What do Canadian retail stats mean for interest rates?

Leading economists give their view following the data release

What do Canadian retail stats mean for interest rates?
Steve Randall

The latest signal of how the Canadian economy is faring in the high-inflation, high-rates environment shows mixed fortunes for consumer spending.

Statistics Canada’s retail sales data was published Friday showing a 0.3% gain month-over-month in July to $66.1 billion, slightly below the 0.4% that the agency had expected in its advance estimate with volume down 0.2% on an inflation-adjusted basis.

Seven out of nine industries reported higher sales, despite 17% of Canadian retailers suffering from the Port Strikes in BC, and core sales recorded a broad-based resilience.

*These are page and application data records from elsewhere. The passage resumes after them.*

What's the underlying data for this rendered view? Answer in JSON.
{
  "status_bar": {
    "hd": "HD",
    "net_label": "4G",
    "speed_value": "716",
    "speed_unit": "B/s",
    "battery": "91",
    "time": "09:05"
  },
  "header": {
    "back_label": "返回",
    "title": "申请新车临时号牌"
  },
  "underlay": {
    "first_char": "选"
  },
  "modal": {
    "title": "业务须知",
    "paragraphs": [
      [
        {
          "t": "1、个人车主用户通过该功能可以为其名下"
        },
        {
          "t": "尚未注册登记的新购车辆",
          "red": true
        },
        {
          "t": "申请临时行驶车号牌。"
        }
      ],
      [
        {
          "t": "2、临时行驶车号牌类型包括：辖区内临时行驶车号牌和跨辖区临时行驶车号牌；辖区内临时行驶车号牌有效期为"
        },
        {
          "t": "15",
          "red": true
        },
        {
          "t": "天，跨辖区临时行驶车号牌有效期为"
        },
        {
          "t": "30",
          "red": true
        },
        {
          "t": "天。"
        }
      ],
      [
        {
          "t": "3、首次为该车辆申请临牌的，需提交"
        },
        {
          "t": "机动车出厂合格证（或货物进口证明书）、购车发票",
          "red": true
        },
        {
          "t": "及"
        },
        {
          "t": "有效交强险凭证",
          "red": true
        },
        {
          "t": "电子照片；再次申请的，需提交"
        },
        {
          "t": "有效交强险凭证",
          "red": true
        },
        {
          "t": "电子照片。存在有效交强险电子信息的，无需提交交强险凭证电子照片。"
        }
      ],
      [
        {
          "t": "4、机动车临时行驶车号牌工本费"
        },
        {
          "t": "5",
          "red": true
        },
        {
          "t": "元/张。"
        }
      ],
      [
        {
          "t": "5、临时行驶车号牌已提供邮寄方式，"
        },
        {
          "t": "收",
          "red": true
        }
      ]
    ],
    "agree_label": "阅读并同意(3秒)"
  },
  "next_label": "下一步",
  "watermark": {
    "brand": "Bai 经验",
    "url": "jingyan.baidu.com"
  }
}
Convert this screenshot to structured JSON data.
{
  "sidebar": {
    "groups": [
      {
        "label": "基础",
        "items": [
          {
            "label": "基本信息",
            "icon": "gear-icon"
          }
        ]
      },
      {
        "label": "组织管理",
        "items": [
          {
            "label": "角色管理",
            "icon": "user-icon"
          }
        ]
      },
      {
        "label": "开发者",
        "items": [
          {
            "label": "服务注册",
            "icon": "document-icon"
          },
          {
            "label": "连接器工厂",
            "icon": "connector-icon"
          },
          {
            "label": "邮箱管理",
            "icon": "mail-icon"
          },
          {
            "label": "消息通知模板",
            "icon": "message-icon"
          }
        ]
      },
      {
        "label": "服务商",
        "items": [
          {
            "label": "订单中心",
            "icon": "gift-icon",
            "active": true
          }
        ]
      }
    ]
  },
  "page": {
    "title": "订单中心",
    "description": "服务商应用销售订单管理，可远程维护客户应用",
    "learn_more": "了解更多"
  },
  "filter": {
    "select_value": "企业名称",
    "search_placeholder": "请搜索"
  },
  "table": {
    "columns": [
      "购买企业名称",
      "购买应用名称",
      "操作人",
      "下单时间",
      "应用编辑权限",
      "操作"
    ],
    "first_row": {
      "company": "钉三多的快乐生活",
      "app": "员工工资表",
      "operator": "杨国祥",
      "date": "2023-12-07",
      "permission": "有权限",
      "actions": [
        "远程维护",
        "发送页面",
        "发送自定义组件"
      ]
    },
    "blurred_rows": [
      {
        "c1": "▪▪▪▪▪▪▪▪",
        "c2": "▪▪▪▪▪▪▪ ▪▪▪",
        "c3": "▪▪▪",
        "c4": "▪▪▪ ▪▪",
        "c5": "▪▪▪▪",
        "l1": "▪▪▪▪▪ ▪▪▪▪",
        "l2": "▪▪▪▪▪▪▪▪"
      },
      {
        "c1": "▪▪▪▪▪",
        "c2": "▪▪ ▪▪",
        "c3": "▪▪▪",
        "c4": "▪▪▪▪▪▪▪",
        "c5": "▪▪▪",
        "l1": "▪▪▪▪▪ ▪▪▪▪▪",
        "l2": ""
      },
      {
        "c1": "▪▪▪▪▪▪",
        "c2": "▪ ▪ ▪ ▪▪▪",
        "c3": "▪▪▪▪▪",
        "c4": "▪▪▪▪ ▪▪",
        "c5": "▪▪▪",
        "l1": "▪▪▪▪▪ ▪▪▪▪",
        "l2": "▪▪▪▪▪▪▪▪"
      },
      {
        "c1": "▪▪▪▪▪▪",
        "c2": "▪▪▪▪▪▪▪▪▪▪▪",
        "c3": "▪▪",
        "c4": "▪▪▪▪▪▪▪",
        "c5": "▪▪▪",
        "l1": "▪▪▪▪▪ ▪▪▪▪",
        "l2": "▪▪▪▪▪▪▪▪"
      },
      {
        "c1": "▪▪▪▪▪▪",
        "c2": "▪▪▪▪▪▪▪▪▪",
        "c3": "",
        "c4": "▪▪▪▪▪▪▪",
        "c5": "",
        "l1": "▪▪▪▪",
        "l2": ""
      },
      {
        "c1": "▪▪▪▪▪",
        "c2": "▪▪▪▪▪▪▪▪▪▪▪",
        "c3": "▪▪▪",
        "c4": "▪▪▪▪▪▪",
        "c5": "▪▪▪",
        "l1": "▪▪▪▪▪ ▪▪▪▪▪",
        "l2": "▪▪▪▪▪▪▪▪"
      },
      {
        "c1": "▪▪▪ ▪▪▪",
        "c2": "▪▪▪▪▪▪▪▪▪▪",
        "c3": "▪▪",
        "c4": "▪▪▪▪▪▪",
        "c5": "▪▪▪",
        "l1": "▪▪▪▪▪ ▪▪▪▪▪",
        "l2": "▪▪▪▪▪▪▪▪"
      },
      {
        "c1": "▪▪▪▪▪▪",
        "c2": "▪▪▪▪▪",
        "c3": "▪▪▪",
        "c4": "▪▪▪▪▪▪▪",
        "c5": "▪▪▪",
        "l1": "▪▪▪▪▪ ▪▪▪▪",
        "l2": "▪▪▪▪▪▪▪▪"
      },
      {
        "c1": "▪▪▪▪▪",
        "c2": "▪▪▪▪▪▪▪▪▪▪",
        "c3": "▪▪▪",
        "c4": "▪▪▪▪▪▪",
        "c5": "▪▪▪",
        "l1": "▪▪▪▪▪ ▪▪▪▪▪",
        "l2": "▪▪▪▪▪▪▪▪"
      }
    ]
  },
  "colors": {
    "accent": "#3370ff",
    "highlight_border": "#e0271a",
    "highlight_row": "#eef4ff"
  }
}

Motor vehicle and parts dealers posted a 1.6% month-over-month decline, after several months of gains, and gasoline stations were impacted by a drop in prices, although this is reversing. 

So, what do the stats mean for interest rates?

TD Economics’ economist Maria Solovieva, CFA, notes that around half of mortgages originated before the current rate-hiking cycle began will face renewals this year.

“Meanwhile, families who rely on a more interest-rate sensitive consumer credit have already fully experienced the bitterness of higher rate medicine, and retail sales in real terms are softening,” she stated in a commentary. “We think that weaker demand will translate into cooler inflation in the coming months, enabling the BoC to will remain on hold for the rest of the year. “

CIBC’s Catherine Judge agrees that further signs of economic weakness are incoming.

“We expect the unemployment rate to rise further ahead and combined with the impact of mortgage renewals at higher interest rates, that will add pressure to consumption, likely leaving the BoC on hold for the rest of this year,” she commented.

Slow growth or no growth?

Desjardins has revised its real GDP growth estimate to near zero for the third quarter and does not see a rate hike in the near-term.

“After taking into account the recent gains in population, the weakness in consumer spending becomes more visible. With more effects from higher interest rates set to come, the Bank of Canada still looks likely to hold its policy rate at 5.00% at its meeting on October 18th,” said economist Maëlle Boulais-Préseault.